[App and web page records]
+++

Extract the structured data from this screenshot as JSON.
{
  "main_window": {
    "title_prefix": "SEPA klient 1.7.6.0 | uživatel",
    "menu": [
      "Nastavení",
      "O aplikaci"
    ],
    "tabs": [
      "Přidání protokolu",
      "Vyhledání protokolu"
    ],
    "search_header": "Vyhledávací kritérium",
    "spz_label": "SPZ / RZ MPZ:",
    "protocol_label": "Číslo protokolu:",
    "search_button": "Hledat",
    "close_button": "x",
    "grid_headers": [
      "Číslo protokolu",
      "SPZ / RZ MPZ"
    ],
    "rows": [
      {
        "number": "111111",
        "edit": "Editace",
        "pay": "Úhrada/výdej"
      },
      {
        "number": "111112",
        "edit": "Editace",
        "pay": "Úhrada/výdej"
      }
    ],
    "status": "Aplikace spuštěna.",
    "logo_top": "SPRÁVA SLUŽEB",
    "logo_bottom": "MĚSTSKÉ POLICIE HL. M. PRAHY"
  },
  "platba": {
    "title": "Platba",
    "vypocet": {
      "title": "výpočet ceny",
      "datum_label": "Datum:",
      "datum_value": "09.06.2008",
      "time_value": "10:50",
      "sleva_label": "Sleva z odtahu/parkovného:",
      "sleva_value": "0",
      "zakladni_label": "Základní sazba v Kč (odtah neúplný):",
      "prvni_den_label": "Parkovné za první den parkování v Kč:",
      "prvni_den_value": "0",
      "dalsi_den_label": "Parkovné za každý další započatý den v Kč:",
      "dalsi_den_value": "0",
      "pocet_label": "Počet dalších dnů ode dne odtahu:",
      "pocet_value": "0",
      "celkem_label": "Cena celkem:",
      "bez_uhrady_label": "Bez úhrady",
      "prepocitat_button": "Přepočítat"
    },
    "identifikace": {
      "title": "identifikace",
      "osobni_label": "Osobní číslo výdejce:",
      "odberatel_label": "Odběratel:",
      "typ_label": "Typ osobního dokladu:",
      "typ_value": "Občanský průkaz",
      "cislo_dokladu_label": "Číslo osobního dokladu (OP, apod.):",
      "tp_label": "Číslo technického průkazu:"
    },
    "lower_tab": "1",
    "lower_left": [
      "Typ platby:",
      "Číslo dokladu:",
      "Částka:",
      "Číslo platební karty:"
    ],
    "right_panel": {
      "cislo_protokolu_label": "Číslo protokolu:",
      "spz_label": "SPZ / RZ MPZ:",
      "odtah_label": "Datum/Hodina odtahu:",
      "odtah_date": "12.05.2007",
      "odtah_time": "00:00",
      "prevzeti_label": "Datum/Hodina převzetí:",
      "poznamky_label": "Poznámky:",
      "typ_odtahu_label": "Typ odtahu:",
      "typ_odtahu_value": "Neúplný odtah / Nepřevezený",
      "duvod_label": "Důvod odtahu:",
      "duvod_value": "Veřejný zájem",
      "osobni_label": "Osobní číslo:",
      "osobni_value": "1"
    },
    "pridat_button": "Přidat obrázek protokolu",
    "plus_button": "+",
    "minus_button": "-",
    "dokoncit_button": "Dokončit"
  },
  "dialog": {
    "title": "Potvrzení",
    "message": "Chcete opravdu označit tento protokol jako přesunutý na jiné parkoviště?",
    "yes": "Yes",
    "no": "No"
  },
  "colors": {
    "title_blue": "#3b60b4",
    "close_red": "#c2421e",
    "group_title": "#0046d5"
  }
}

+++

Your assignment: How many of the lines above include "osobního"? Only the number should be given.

Exercise answer: 2